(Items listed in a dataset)
#####
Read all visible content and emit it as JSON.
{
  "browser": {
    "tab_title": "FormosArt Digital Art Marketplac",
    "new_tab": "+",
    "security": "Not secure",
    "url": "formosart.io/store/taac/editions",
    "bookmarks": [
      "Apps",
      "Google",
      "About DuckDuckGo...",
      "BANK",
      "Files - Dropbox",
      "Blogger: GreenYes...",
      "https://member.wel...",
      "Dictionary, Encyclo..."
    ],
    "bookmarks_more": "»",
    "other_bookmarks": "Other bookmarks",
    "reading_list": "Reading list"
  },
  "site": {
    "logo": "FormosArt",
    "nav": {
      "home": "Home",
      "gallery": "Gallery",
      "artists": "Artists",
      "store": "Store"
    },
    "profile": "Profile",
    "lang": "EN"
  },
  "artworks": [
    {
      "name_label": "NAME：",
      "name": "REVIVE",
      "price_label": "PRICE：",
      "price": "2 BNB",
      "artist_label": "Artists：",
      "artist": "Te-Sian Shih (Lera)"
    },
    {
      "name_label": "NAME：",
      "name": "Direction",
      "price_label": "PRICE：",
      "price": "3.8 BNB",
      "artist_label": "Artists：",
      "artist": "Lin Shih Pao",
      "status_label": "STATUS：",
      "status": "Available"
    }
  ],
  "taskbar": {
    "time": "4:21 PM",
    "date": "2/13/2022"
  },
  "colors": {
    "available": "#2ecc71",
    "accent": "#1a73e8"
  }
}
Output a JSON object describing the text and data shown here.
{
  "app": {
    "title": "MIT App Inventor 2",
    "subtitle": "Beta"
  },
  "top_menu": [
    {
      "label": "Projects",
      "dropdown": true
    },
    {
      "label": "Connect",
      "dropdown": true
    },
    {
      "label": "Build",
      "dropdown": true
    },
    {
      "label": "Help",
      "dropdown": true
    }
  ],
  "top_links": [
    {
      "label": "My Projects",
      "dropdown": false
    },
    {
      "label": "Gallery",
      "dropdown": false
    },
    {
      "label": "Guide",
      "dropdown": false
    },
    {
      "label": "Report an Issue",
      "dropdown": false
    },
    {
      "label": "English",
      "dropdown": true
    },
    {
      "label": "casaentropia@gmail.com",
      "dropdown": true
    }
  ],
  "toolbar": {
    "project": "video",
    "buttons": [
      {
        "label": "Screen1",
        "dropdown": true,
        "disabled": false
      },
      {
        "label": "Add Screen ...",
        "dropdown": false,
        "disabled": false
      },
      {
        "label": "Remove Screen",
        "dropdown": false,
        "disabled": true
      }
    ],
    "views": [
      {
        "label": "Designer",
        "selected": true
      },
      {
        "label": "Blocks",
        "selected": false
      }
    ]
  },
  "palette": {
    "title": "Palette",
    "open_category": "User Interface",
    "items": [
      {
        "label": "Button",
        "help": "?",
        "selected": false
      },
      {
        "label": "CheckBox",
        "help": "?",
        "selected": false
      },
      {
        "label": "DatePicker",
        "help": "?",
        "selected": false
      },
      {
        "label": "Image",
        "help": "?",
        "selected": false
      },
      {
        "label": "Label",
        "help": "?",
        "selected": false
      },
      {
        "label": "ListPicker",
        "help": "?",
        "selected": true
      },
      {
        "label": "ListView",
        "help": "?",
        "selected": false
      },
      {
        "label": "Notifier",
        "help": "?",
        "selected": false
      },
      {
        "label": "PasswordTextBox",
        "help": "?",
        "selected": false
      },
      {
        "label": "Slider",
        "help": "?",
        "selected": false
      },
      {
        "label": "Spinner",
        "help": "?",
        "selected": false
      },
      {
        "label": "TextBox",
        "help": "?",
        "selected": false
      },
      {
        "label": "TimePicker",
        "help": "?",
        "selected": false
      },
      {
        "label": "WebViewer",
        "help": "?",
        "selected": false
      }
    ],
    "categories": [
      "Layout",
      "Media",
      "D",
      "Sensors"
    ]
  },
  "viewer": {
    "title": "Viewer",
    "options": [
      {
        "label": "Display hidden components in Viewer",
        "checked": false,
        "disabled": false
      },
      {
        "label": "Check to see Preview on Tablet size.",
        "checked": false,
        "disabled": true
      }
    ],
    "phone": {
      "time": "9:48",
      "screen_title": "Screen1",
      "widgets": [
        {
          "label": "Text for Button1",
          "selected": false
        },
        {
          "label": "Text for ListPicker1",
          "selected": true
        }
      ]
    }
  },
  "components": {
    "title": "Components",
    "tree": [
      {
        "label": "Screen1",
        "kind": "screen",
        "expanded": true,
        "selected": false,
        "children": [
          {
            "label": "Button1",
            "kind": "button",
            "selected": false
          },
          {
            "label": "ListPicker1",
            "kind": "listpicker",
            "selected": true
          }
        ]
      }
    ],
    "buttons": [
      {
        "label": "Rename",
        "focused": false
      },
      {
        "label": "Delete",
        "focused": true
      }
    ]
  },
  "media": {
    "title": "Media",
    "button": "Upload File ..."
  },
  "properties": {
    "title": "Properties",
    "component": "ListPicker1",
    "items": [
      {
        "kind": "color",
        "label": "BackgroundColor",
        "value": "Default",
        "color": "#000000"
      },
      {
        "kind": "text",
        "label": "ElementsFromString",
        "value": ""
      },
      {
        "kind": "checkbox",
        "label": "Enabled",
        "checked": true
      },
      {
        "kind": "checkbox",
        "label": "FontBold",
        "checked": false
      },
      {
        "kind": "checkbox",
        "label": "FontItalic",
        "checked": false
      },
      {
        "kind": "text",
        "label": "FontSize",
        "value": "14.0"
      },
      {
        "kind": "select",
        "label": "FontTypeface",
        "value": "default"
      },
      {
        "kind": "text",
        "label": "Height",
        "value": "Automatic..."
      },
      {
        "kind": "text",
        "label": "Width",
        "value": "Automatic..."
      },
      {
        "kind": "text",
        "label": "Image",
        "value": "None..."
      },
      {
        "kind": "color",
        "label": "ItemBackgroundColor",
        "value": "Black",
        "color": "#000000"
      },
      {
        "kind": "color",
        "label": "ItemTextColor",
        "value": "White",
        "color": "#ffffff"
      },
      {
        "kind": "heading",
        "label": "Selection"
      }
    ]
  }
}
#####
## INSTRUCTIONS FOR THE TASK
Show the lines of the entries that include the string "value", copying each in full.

## REPLY
        "value": "Default",
        "value": ""
        "value": "14.0"
        "value": "default"
        "value": "Automatic..."
        "value": "Automatic..."
        "value": "None..."
        "value": "Black",
        "value": "White",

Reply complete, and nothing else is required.